* Exercise objective
Here, the job is to give back every entry below unchanged, omitting pictures.

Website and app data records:
--*--

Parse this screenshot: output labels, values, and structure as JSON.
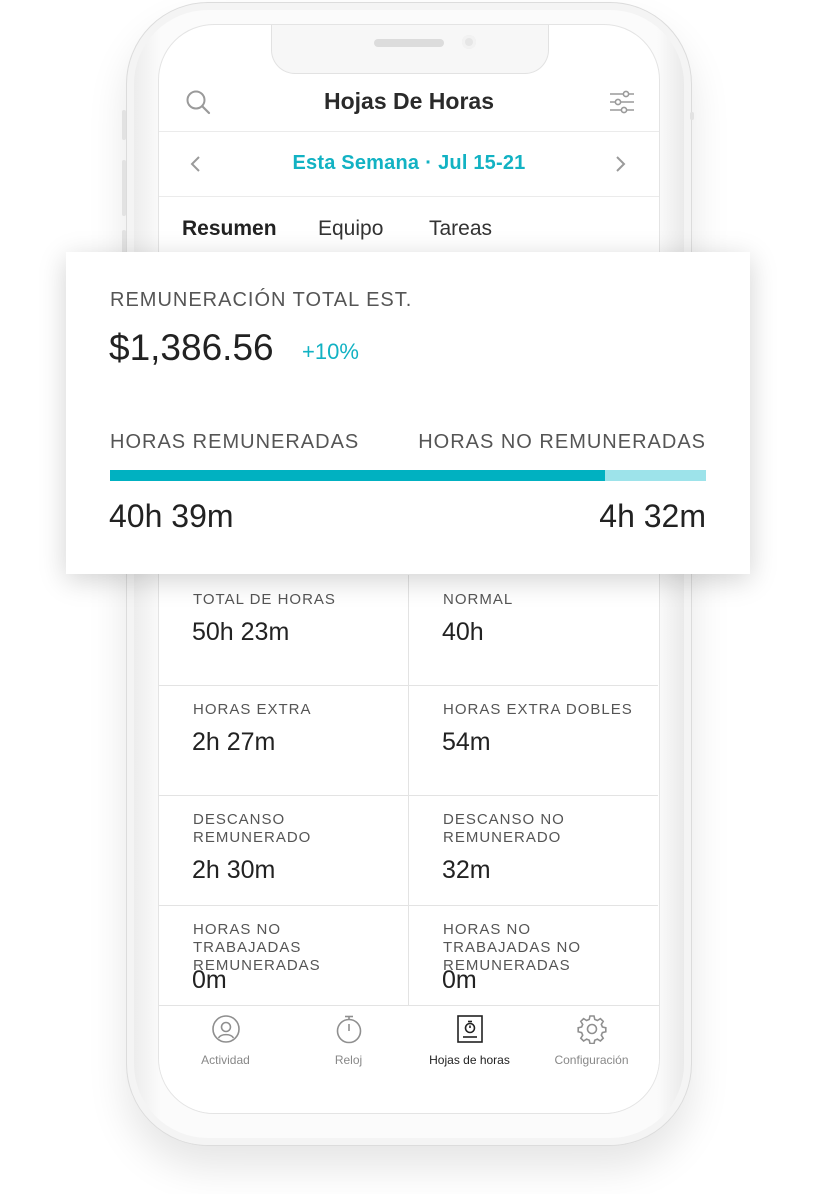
{
  "header": {
    "title": "Hojas De Horas",
    "search_icon": "search-icon",
    "filter_icon": "filter-sliders-icon"
  },
  "date_nav": {
    "period": "Esta Semana",
    "separator": "·",
    "range": "Jul 15-21"
  },
  "tabs": [
    {
      "label": "Resumen",
      "active": true
    },
    {
      "label": "Equipo",
      "active": false
    },
    {
      "label": "Tareas",
      "active": false
    }
  ],
  "summary": {
    "total_pay_label": "REMUNERACIÓN TOTAL EST.",
    "total_pay_value": "$1,386.56",
    "change": "+10%",
    "paid_label": "HORAS REMUNERADAS",
    "unpaid_label": "HORAS NO REMUNERADAS",
    "paid_value": "40h 39m",
    "unpaid_value": "4h 32m",
    "paid_fraction": 0.83,
    "colors": {
      "accent": "#00b1c1",
      "accent_light": "#9de3ea"
    }
  },
  "stats": [
    {
      "label": "TOTAL DE HORAS",
      "value": "50h 23m"
    },
    {
      "label": "NORMAL",
      "value": "40h"
    },
    {
      "label": "HORAS EXTRA",
      "value": "2h 27m"
    },
    {
      "label": "HORAS EXTRA DOBLES",
      "value": "54m"
    },
    {
      "label": "DESCANSO REMUNERADO",
      "value": "2h 30m"
    },
    {
      "label": "DESCANSO NO REMUNERADO",
      "value": "32m"
    },
    {
      "label": "HORAS NO TRABAJADAS REMUNERADAS",
      "value": "0m"
    },
    {
      "label": "HORAS NO TRABAJADAS NO REMUNERADAS",
      "value": "0m"
    }
  ],
  "nav": [
    {
      "label": "Actividad",
      "icon": "user-circle-icon",
      "active": false
    },
    {
      "label": "Reloj",
      "icon": "stopwatch-icon",
      "active": false
    },
    {
      "label": "Hojas de horas",
      "icon": "timesheet-icon",
      "active": true
    },
    {
      "label": "Configuración",
      "icon": "gear-icon",
      "active": false
    }
  ]
}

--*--

* Response to the task
Parse this screenshot: output labels, values, and structure as JSON.
{
  "header": {
    "title": "Hojas De Horas",
    "search_icon": "search-icon",
    "filter_icon": "filter-sliders-icon"
  },
  "date_nav": {
    "period": "Esta Semana",
    "separator": "·",
    "range": "Jul 15-21"
  },
  "tabs": [
    {
      "label": "Resumen",
      "active": true
    },
    {
      "label": "Equipo",
      "active": false
    },
    {
      "label": "Tareas",
      "active": false
    }
  ],
  "summary": {
    "total_pay_label": "REMUNERACIÓN TOTAL EST.",
    "total_pay_value": "$1,386.56",
    "change": "+10%",
    "paid_label": "HORAS REMUNERADAS",
    "unpaid_label": "HORAS NO REMUNERADAS",
    "paid_value": "40h 39m",
    "unpaid_value": "4h 32m",
    "paid_fraction": 0.83,
    "colors": {
      "accent": "#00b1c1",
      "accent_light": "#9de3ea"
    }
  },
  "stats": [
    {
      "label": "TOTAL DE HORAS",
      "value": "50h 23m"
    },
    {
      "label": "NORMAL",
      "value": "40h"
    },
    {
      "label": "HORAS EXTRA",
      "value": "2h 27m"
    },
    {
      "label": "HORAS EXTRA DOBLES",
      "value": "54m"
    },
    {
      "label": "DESCANSO REMUNERADO",
      "value": "2h 30m"
    },
    {
      "label": "DESCANSO NO REMUNERADO",
      "value": "32m"
    },
    {
      "label": "HORAS NO TRABAJADAS REMUNERADAS",
      "value": "0m"
    },
    {
      "label": "HORAS NO TRABAJADAS NO REMUNERADAS",
      "value": "0m"
    }
  ],
  "nav": [
    {
      "label": "Actividad",
      "icon": "user-circle-icon",
      "active": false
    },
    {
      "label": "Reloj",
      "icon": "stopwatch-icon",
      "active": false
    },
    {
      "label": "Hojas de horas",
      "icon": "timesheet-icon",
      "active": true
    },
    {
      "label": "Configuración",
      "icon": "gear-icon",
      "active": false
    }
  ]
}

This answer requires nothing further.